Military-ruled Burma says it would support the creation of a human rights body for Southeast Asian countries, but does not agree that such a commission should be used for what it calls "shame and blame."
Earlier this week, the 10-member Association of Southeast Asian Nations - ASEAN agreed, during meetings in Manila, to establish a human rights commission.
The proposal is part of a draft charter for the regional body that is hoped to be approved during an ASEAN summit later this year.
Thaung Tun, a member of Burma's delegation to this week's meetings, said that the proposed human rights commission should be a "consultative body."
Other ASEAN members want to give the commission the ability to investigate allegations of abuse.
Burma has long been a problem for the 10-nation group because of its poor human rights record and its detention of activists, including Nobel peace laureate Aung San Suu Kyi.

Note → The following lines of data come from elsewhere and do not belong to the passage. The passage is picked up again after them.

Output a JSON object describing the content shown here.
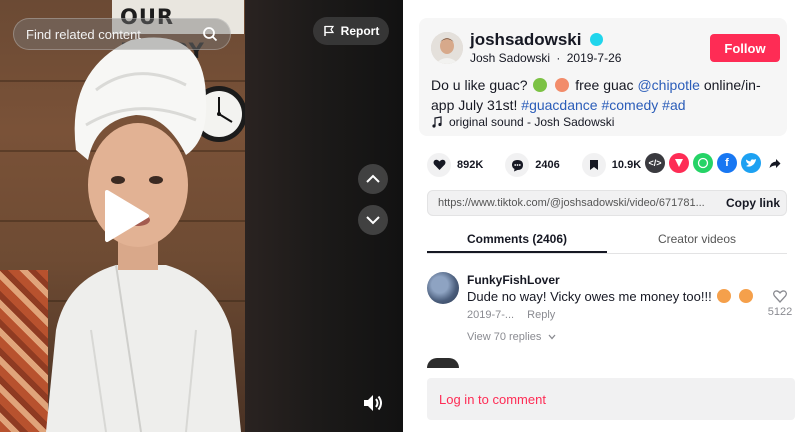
{
  "search": {
    "placeholder": "Find related content"
  },
  "video": {
    "sign_text": "OUR HAPPY",
    "report_label": "Report"
  },
  "author": {
    "username": "joshsadowski",
    "display_name": "Josh Sadowski",
    "date": "2019-7-26",
    "follow_label": "Follow",
    "verified_color": "#20d5ec"
  },
  "description": {
    "text_1": "Do u like guac?",
    "text_2": " free guac ",
    "mention": "@chipotle",
    "text_3": " online/in-app July 31st! ",
    "tag_1": "#guacdance",
    "tag_2": "#comedy",
    "tag_3": "#ad"
  },
  "music": {
    "label": "original sound - Josh Sadowski"
  },
  "stats": {
    "likes": "892K",
    "comments": "2406",
    "saves": "10.9K"
  },
  "share_icons": [
    "embed-icon",
    "share-red-icon",
    "whatsapp-icon",
    "facebook-icon",
    "twitter-icon",
    "forward-icon"
  ],
  "link": {
    "url": "https://www.tiktok.com/@joshsadowski/video/671781...",
    "copy_label": "Copy link"
  },
  "tabs": [
    {
      "label": "Comments (2406)"
    },
    {
      "label": "Creator videos"
    }
  ],
  "comment": {
    "user": "FunkyFishLover",
    "text": "Dude no way! Vicky owes me money too!!!",
    "date": "2019-7-...",
    "reply_label": "Reply",
    "likes": "5122",
    "view_replies": "View 70 replies"
  },
  "login": {
    "label": "Log in to comment"
  },
  "colors": {
    "accent": "#fe2c55",
    "link": "#2b5db9"
  }
}
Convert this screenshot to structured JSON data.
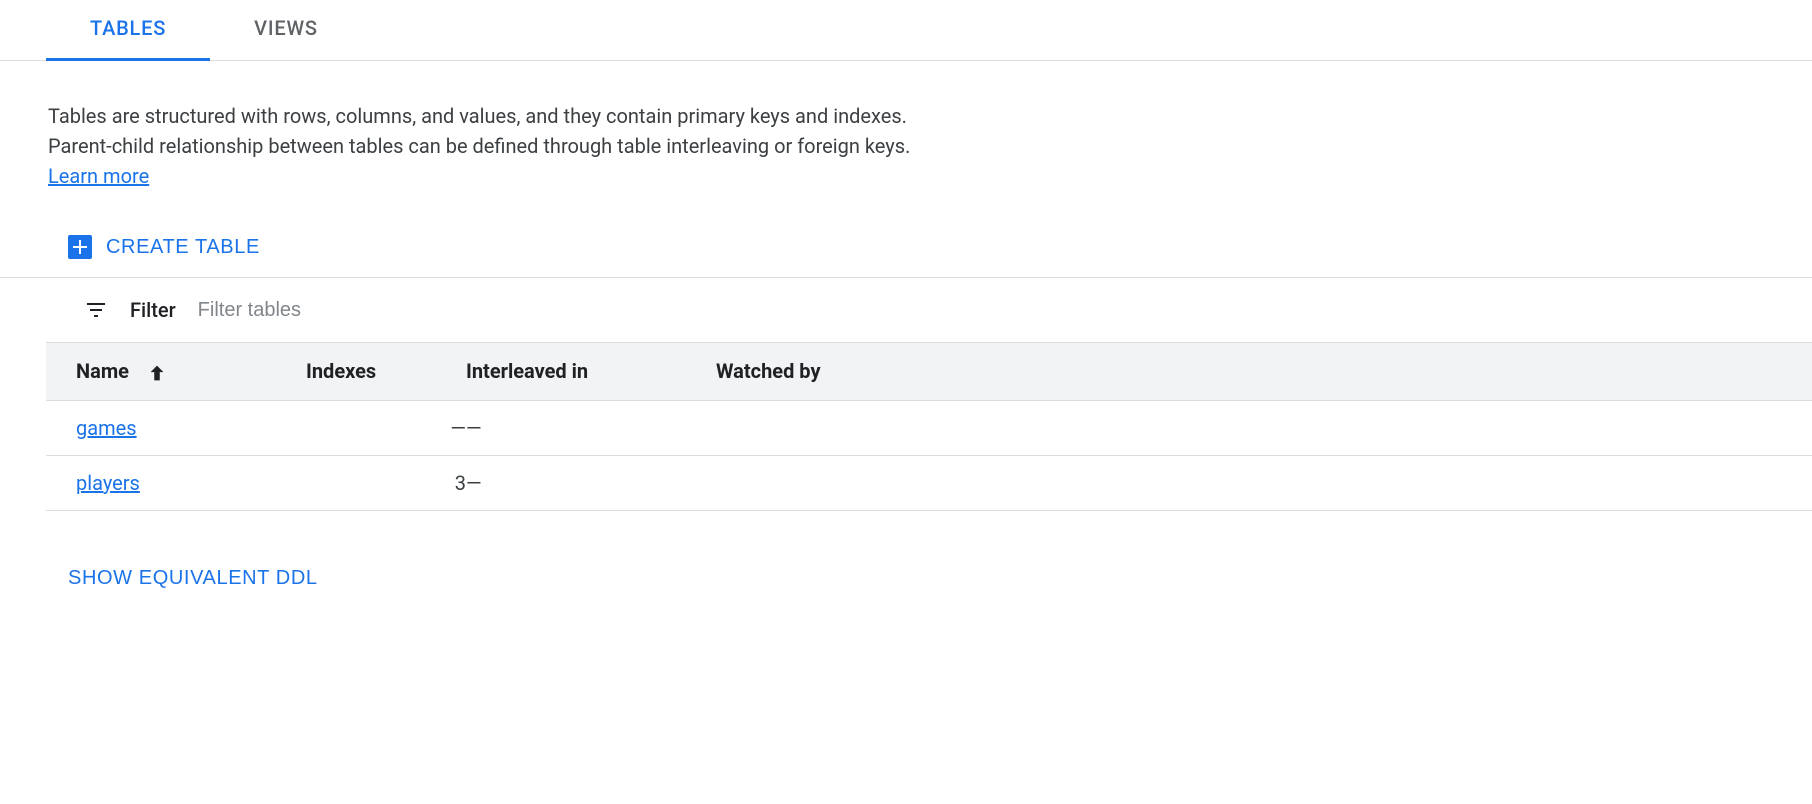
{
  "tabs": {
    "tables": "TABLES",
    "views": "VIEWS"
  },
  "description": {
    "text": "Tables are structured with rows, columns, and values, and they contain primary keys and indexes. Parent-child relationship between tables can be defined through table interleaving or foreign keys. ",
    "learn_more": "Learn more"
  },
  "toolbar": {
    "create_table": "CREATE TABLE"
  },
  "filter": {
    "label": "Filter",
    "placeholder": "Filter tables"
  },
  "columns": {
    "name": "Name",
    "indexes": "Indexes",
    "interleaved": "Interleaved in",
    "watched_by": "Watched by"
  },
  "rows": [
    {
      "name": "games",
      "indexes": "—",
      "interleaved": "—",
      "watched_by": ""
    },
    {
      "name": "players",
      "indexes": "3",
      "interleaved": "—",
      "watched_by": ""
    }
  ],
  "footer": {
    "show_ddl": "SHOW EQUIVALENT DDL"
  }
}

Foreign ministers who attended the ASEAN meetings in Manila this week voiced concern about Burma's continued detention of Aung San Suu Kyi and other political prisoners.
Information for this report is provided by AP and Reuters.